> PROVIDED MATERIAL
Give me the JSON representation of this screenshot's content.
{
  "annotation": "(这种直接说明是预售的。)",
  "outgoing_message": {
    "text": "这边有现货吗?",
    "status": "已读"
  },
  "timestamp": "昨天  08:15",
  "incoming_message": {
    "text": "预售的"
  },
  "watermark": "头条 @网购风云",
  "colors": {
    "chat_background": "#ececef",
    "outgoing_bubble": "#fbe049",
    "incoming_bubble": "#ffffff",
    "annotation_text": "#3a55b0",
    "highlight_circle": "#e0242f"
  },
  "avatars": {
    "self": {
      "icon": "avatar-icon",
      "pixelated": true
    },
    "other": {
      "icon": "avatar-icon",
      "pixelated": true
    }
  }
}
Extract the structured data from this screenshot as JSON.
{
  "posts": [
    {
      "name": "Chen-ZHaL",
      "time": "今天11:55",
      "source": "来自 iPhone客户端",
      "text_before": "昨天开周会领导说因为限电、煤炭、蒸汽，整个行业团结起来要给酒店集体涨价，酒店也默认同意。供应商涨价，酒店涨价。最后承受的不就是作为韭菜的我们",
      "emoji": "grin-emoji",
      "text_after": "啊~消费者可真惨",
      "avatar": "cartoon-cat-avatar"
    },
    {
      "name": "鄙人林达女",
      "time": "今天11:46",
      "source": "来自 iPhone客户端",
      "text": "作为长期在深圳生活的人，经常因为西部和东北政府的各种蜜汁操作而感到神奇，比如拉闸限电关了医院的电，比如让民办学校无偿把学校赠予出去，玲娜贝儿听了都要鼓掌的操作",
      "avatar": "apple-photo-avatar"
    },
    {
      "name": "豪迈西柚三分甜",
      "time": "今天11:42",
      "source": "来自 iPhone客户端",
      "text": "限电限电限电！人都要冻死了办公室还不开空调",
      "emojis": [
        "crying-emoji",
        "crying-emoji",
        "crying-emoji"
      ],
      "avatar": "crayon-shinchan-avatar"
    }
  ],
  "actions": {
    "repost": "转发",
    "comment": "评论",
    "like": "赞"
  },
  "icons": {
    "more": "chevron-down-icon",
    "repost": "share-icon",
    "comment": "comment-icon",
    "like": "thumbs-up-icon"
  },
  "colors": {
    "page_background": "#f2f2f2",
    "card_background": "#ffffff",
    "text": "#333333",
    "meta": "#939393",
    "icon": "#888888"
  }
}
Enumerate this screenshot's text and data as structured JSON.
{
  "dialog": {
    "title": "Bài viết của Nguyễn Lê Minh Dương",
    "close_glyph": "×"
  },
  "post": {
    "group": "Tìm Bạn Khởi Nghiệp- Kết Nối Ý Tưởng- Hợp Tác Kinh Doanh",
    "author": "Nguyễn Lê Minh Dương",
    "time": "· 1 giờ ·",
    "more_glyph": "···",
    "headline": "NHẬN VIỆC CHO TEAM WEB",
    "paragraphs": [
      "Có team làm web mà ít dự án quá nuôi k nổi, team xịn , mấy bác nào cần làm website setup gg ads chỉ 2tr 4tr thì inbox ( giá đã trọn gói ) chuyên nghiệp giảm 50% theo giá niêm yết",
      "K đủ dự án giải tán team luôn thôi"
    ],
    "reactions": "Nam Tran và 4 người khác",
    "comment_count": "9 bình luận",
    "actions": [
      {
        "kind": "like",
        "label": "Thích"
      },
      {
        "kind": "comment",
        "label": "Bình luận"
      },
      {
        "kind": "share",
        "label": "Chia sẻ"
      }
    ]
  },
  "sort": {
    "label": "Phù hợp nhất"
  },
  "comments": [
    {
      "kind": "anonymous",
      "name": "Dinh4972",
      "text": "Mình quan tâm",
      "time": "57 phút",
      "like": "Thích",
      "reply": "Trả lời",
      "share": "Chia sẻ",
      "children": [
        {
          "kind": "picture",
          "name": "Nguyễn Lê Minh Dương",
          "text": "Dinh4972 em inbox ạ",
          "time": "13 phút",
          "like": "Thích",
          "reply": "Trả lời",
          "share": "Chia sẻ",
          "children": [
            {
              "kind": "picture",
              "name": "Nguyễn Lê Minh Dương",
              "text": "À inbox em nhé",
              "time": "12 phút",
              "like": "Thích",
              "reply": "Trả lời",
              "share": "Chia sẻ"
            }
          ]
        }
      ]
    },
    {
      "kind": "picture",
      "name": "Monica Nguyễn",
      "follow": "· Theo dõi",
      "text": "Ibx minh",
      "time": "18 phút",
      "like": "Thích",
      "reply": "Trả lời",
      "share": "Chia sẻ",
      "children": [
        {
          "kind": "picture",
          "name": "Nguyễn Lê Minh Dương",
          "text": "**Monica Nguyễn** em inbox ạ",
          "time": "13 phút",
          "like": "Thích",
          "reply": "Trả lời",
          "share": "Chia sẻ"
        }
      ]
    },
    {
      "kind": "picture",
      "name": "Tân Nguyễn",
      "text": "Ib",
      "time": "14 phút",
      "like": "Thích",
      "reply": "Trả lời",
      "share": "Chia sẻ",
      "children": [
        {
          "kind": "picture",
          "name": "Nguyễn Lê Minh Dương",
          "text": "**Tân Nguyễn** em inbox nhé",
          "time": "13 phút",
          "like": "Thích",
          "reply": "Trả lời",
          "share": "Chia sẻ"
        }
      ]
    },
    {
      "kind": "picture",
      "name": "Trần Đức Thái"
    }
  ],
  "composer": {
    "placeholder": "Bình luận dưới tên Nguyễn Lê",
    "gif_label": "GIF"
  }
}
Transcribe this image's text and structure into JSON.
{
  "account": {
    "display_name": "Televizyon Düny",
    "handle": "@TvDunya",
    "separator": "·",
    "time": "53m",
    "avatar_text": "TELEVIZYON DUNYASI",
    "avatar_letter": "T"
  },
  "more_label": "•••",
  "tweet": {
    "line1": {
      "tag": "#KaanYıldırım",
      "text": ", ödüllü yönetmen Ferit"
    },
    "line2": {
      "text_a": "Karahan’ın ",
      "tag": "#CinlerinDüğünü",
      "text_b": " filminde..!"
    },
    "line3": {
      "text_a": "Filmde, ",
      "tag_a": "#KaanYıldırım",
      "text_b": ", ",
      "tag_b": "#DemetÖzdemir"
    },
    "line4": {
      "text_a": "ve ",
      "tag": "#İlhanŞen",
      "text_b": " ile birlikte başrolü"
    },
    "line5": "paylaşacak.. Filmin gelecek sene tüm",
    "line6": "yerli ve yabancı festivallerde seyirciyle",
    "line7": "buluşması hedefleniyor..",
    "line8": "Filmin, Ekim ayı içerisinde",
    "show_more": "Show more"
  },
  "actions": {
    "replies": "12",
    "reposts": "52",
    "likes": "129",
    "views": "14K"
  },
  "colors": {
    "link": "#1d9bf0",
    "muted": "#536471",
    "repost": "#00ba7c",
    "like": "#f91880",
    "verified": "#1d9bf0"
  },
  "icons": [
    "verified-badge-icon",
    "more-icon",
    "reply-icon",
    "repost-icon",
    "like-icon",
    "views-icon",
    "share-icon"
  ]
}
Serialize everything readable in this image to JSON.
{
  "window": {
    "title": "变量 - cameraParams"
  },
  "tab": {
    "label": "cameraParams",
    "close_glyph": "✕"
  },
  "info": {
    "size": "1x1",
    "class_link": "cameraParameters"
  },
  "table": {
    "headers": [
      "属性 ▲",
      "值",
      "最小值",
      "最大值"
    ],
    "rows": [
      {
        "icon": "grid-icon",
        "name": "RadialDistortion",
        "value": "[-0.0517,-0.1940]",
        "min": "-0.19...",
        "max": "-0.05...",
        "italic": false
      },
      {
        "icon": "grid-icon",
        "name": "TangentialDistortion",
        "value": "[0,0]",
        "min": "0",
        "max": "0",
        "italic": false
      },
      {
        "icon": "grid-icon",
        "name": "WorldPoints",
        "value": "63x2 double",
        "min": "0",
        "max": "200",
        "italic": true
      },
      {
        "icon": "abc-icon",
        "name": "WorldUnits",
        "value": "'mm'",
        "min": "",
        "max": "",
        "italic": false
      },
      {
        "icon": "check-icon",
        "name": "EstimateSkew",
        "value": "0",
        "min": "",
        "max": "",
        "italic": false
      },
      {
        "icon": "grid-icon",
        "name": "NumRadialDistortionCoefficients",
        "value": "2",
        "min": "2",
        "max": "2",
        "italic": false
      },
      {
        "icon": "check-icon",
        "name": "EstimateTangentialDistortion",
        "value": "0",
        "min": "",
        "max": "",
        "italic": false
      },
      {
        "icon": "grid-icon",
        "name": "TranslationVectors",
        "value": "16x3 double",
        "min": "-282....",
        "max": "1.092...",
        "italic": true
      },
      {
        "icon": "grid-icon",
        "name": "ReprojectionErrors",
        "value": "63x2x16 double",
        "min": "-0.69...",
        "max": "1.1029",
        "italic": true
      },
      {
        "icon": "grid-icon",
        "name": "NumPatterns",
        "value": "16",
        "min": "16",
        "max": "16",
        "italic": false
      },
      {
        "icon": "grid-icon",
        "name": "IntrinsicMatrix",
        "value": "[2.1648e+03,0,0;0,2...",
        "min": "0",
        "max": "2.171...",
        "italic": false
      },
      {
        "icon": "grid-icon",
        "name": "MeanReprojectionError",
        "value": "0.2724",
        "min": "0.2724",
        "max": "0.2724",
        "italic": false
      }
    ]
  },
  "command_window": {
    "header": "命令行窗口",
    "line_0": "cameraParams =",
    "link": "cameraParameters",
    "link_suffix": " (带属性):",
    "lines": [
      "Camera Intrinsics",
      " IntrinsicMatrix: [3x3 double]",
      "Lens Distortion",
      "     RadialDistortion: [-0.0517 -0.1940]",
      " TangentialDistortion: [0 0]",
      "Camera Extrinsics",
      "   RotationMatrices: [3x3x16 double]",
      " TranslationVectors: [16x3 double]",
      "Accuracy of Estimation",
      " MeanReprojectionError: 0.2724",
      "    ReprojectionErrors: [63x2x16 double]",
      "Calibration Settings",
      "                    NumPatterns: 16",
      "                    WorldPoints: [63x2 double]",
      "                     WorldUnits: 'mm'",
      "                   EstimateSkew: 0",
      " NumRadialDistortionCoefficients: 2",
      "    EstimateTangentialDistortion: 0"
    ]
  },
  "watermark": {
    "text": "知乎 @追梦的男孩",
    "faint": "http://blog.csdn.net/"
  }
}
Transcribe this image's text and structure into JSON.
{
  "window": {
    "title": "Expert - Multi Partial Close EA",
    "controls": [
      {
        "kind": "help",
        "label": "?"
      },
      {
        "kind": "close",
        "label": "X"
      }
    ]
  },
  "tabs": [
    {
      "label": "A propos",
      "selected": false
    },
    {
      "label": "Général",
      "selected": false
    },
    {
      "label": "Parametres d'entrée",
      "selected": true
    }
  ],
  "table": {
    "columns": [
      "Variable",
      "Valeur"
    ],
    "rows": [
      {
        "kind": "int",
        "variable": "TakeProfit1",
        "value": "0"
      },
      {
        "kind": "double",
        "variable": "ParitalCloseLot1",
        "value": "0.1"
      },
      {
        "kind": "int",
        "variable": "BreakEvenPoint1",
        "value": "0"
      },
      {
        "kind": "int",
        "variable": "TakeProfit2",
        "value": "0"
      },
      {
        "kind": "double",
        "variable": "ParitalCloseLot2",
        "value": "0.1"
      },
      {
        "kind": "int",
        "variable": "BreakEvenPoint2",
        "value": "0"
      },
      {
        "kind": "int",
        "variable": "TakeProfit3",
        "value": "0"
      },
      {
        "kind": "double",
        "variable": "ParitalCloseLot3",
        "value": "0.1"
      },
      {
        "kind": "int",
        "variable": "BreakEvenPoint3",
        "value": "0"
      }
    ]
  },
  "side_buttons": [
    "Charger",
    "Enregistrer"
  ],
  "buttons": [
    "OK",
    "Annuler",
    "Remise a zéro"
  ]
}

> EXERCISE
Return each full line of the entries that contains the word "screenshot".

> RESPONSE TO THIS TASK
Give me the JSON representation of this screenshot's content.
Extract the structured data from this screenshot as JSON.
Enumerate this screenshot's text and data as structured JSON.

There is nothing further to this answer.